- November 28, 2017 | Authors: William M. Backstrom; R. Christian Johnsen
- Law Firms: Jones Walker LLP - Washington Office; Jones Walker LLP - New Orleans Office
On Thursday, November 9, 2017, the Senate Finance Committee released its version of tax reform legislation, which can be found by clicking here. The Senate bill, which comes one week after the House bill, departs from the House bill in several key areas, including:• The bill would retain 7 individual income tax brackets, as opposed to 4 under the House bill, and the top individual rate is reduced from 39.6% to 38.5%.• The state and local tax deduction would be eliminated for individuals. The deduction is limited to $10,000 of property taxes under the House bill.• The tax rate on certain income from pass through businesses is not capped at 25% as under the House bill, but instead the Senate bill allows for a deduction of 17.4% of certain income from pass through businesses.• The 20% corporate tax rate would not take effect until 2019, as opposed to 2018 under the House bill.• The estate tax is not repealed in 5 years, but like in the House bill, the exemption is doubled from approximately $5.5 million to $11 million and will continue to be adjusted annually for inflation. The gift and generation skipping tax exemptions are proposed to be adjusted similarly.• The New Markets Tax Credit is not repealed after the 2017 allocation, unlike in the House bill, but the program sunsets under current law after the 2019 allocation.• The Historic Tax Credit is not repealed, unlike in the House bill, but is reduced from 20% to 10% of qualified expenses (after an approximately 24-month transition period for property owned at all times after December 31, 2017).• The mortgage interest deduction would remain largely unchanged from current law, which sets a cap at mortgages of $1,000,000. The House bill lowered the cap for new mortgages to $500,000.• Certain student loan deductions and medical expense deductions, which were all eliminated under the House bill, would be retained.• The tax-exempt status of future issuances of private activity bonds, which was eliminated in the House bill, remains largely unchanged in the Senate bill.• The nonqualified deferred compensation rules would be changed to significantly limit the ability to defer the taxation of compensation, a change which was included in the House bill as originally introduced but was subsequently eliminated from the House bill by amendment.

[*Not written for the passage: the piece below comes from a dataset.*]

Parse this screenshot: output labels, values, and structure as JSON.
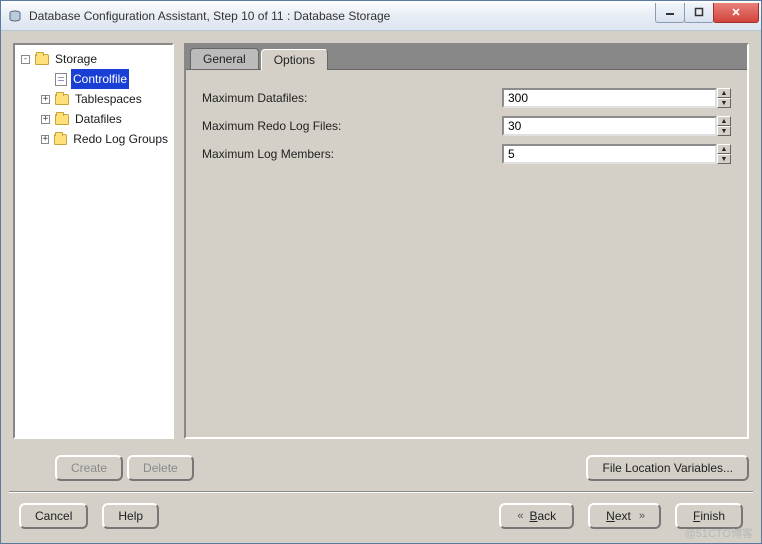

There are still a number of policy and procedural issues that both the House and Senate must address, and it is expected that both bills will be subject to modifications in the coming weeks.